The revelation of falsified documents is more damaging to the Abe administration than the deal itself which, along with other scandals, caused the public support for Abe to plummet last summer.
Japanese Finance Minister Taro Aso has blamed a small circle of bureaucrats in his ministry for extensively changing the documents. But opposition parties and many ordinary people are demanding that the Abe Cabinet resign owning responsibility for the scandal.
Abe said at a budget committee meeting in the lower house of parliament on Feb 17 last year that if he or his wife was involved in the deal, he would resign both as the prime minister and a lawmaker.
Abe and Aso are yet to clear their names.
According to an opinion poll conducted by Yomiuri Shimbun on March 9-11, about 80 percent of the respondents termed the government's handling of the issue as inappropriate.
Abe is trying to keep Aso in the Cabinet because of the power struggles within the ruling Liberal Democratic Party. Abe leads the LDP's largest faction that has 96 members while Aso, who is also the deputy prime minister and a long-time ally of Abe, controls the second-largest group. Abe needs the support of the Aso-led faction to win a third term as LDP president this fall. He has no lack of rivals, though.
Shigeru Ishiba, who has held several LDP and Cabinet posts, is open about his intention to challenge Abe. Internal Affairs and Communications Minister Seiko Noda told a gathering in Tokyo in January that she wants to "stir up the LDP by running in the presidential election". And Foreign Minister Taro Kono and his predecessor Fumio Kishida, who is now LDP's "No 3 leader" and chairs its policy research council, might also enter the leadership fray.
Besides, Shinjiro Koizumi, the 36-year-old son of former Japanese prime minister Junichiro Koizumi, is gaining increasing popularity.
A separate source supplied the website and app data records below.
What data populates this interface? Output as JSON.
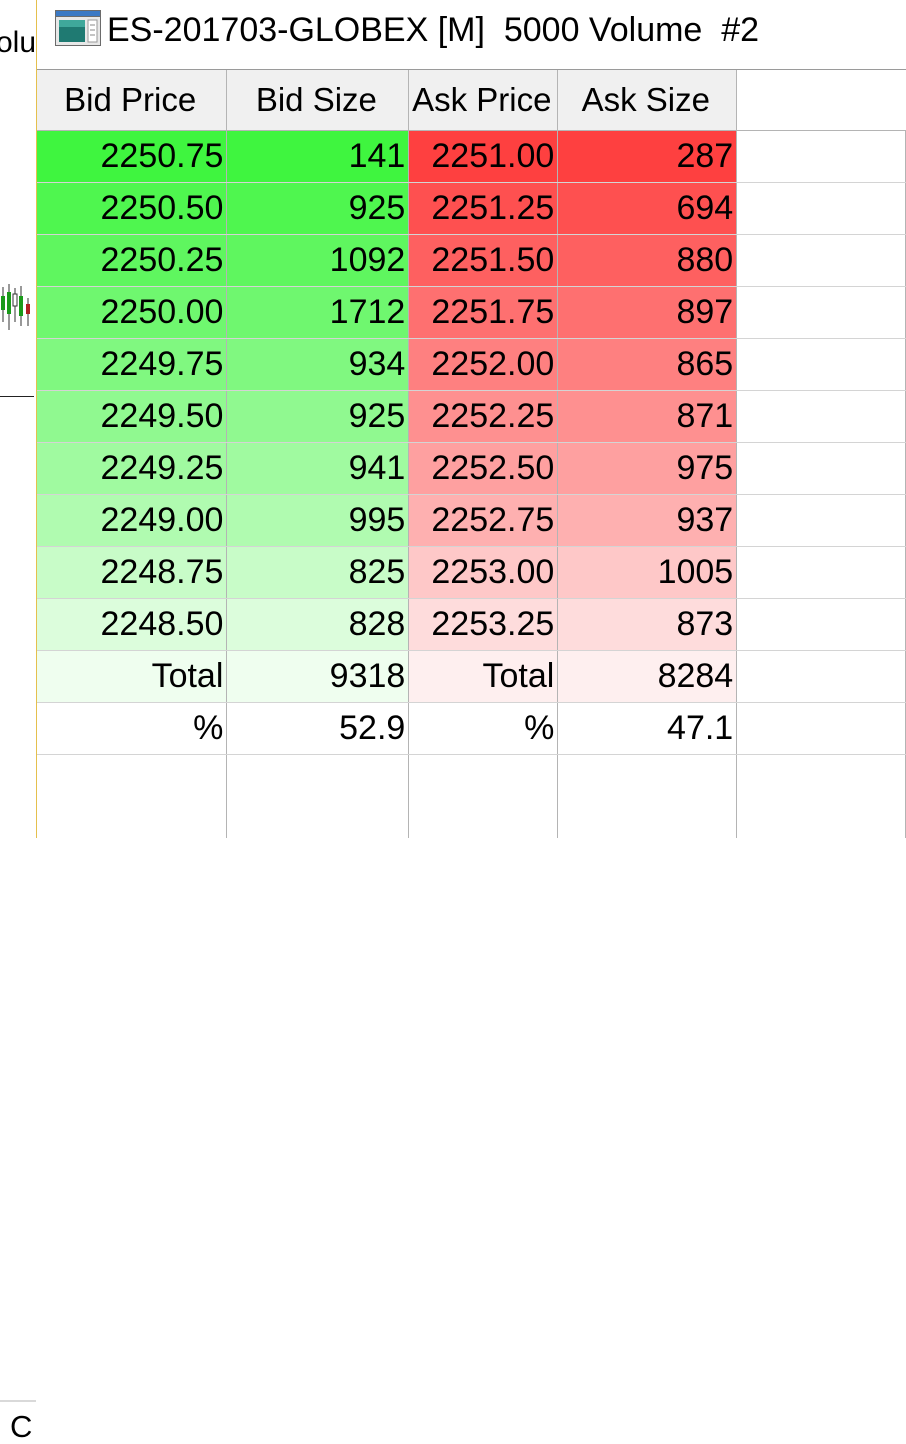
{
  "background_window": {
    "title_fragment": "olu",
    "bottom_fragment": "C"
  },
  "window": {
    "title": "ES-201703-GLOBEX [M]  5000 Volume  #2",
    "icon": "app-window-icon"
  },
  "table": {
    "headers": [
      "Bid Price",
      "Bid Size",
      "Ask Price",
      "Ask Size"
    ],
    "rows": [
      {
        "bid_price": "2250.75",
        "bid_size": "141",
        "ask_price": "2251.00",
        "ask_size": "287",
        "bid_color": "#3ff53f",
        "ask_color": "#fe4040"
      },
      {
        "bid_price": "2250.50",
        "bid_size": "925",
        "ask_price": "2251.25",
        "ask_size": "694",
        "bid_color": "#4ff64f",
        "ask_color": "#fe5050"
      },
      {
        "bid_price": "2250.25",
        "bid_size": "1092",
        "ask_price": "2251.50",
        "ask_size": "880",
        "bid_color": "#5ff65f",
        "ask_color": "#fe6060"
      },
      {
        "bid_price": "2250.00",
        "bid_size": "1712",
        "ask_price": "2251.75",
        "ask_size": "897",
        "bid_color": "#6ff76f",
        "ask_color": "#fe7070"
      },
      {
        "bid_price": "2249.75",
        "bid_size": "934",
        "ask_price": "2252.00",
        "ask_size": "865",
        "bid_color": "#80f880",
        "ask_color": "#fe8080"
      },
      {
        "bid_price": "2249.50",
        "bid_size": "925",
        "ask_price": "2252.25",
        "ask_size": "871",
        "bid_color": "#90f990",
        "ask_color": "#fe9090"
      },
      {
        "bid_price": "2249.25",
        "bid_size": "941",
        "ask_price": "2252.50",
        "ask_size": "975",
        "bid_color": "#a0faa0",
        "ask_color": "#fea0a0"
      },
      {
        "bid_price": "2249.00",
        "bid_size": "995",
        "ask_price": "2252.75",
        "ask_size": "937",
        "bid_color": "#b0fbb0",
        "ask_color": "#feb0b0"
      },
      {
        "bid_price": "2248.75",
        "bid_size": "825",
        "ask_price": "2253.00",
        "ask_size": "1005",
        "bid_color": "#c8fcc8",
        "ask_color": "#fec8c8"
      },
      {
        "bid_price": "2248.50",
        "bid_size": "828",
        "ask_price": "2253.25",
        "ask_size": "873",
        "bid_color": "#dcfddc",
        "ask_color": "#fedcdc"
      }
    ],
    "total": {
      "bid_label": "Total",
      "bid_value": "9318",
      "ask_label": "Total",
      "ask_value": "8284",
      "bid_color": "#effeef",
      "ask_color": "#feefef"
    },
    "percent": {
      "bid_label": "%",
      "bid_value": "52.9",
      "ask_label": "%",
      "ask_value": "47.1"
    }
  },
  "colors": {
    "header_bg": "#f0f0f0",
    "grid_line": "#b4b4b4",
    "window_border": "#e5c04d"
  }
}
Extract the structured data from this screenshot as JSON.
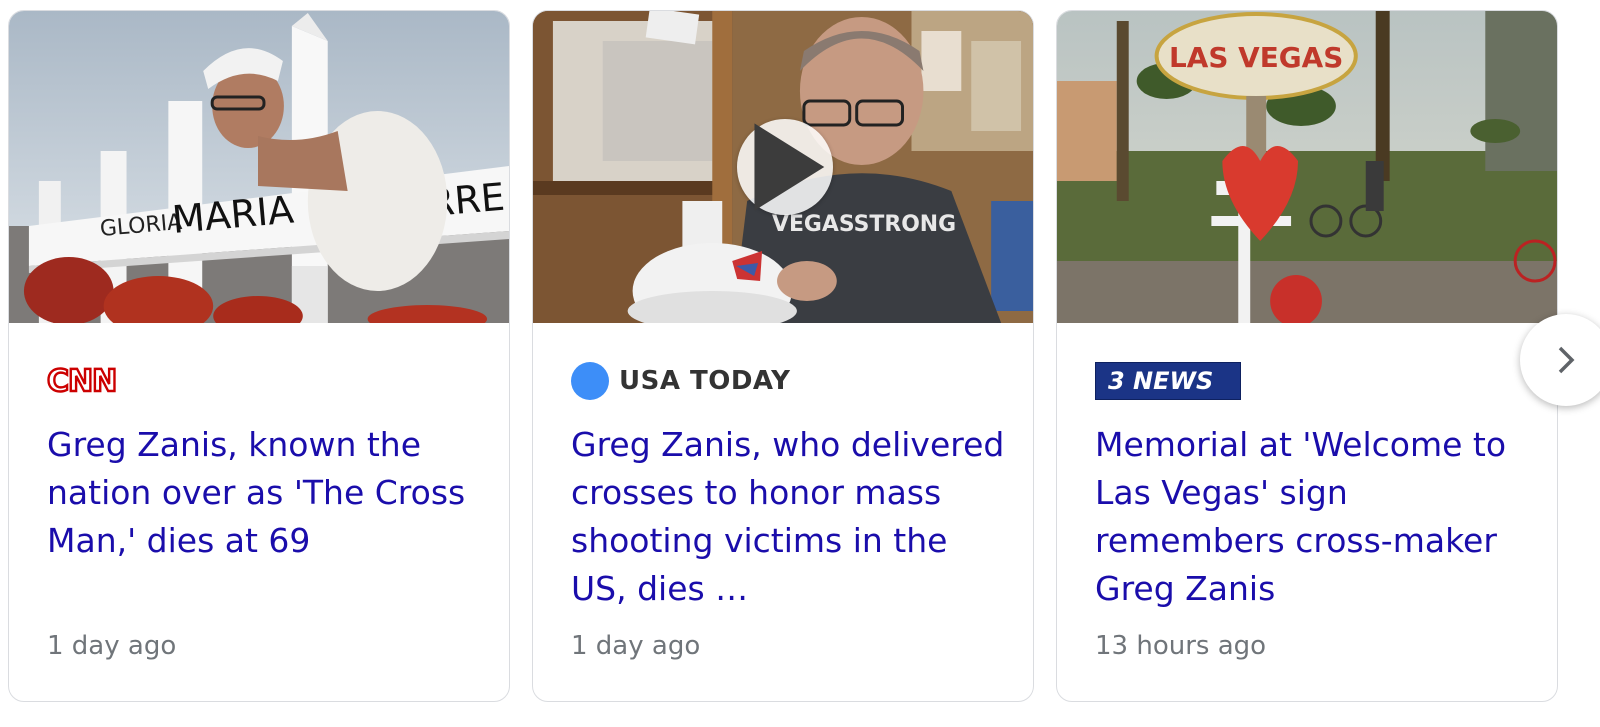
{
  "cards": [
    {
      "source": "CNN",
      "source_icon": "cnn-logo",
      "headline": "Greg Zanis, known the nation over as 'The Cross Man,' dies at 69",
      "time": "1 day ago",
      "image": "Man writing names on white memorial crosses",
      "cross_names": [
        "GLORIA",
        "MARIA",
        "LEGARRE"
      ]
    },
    {
      "source": "USA TODAY",
      "source_icon": "usa-today-dot",
      "headline": "Greg Zanis, who delivered crosses to honor mass shooting victims in the US, dies …",
      "time": "1 day ago",
      "image": "Man in VEGAS STRONG shirt holding a white hard hat",
      "shirt_text": "VEGASSTRONG",
      "video": true
    },
    {
      "source": "3 NEWS",
      "source_icon": "3news-logo",
      "headline": "Memorial at 'Welcome to Las Vegas' sign remembers cross-maker Greg Zanis",
      "time": "13 hours ago",
      "image": "Welcome to Las Vegas sign with red heart memorial cross",
      "sign_text": "LAS VEGAS"
    }
  ],
  "colors": {
    "headline": "#1a0dab",
    "meta": "#70757a",
    "cnn_red": "#cc0000",
    "usa_blue": "#3d8ef8",
    "news3_blue": "#1b3486"
  },
  "icons": {
    "play": "play-icon",
    "next": "chevron-right-icon"
  }
}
Another Yomiuri Shimbun survey in February on "who should be the next LDP president" showed Koizumi Jr. getting the second-highest number of votes, after Abe. Koizumi Jr. does not have a good enough resume that could land him the prime minister's post. He has never held a Cabinet position or one of LDP's three key posts－secretary-general, general council chairperson or policy research council chairperson. But he has a role model in his father who became the prime minister in 2001 without having served in any of the three key posts.
As such, the LDP presidential race may no longer be a one-man show for Abe.
The opposition parties have a lot of time to grill Abe, Aso and other financial ministry officials during the parliament's regular session, which is expected to end on June 20. They are also demanding that Akie Abe be summoned to the parliament for hearings.
Japanese finance ministry officials, according to reports, doctored the documents of the controversial land sale after the papers were officially finalized. And according to Japan's penal code, fabrication of public documents is prohibited.
If any administration official is arrested on charges of fabrication, it would deal a heavier blow to Abe's Cabinet.
The author is China Daily Tokyo bureau chief.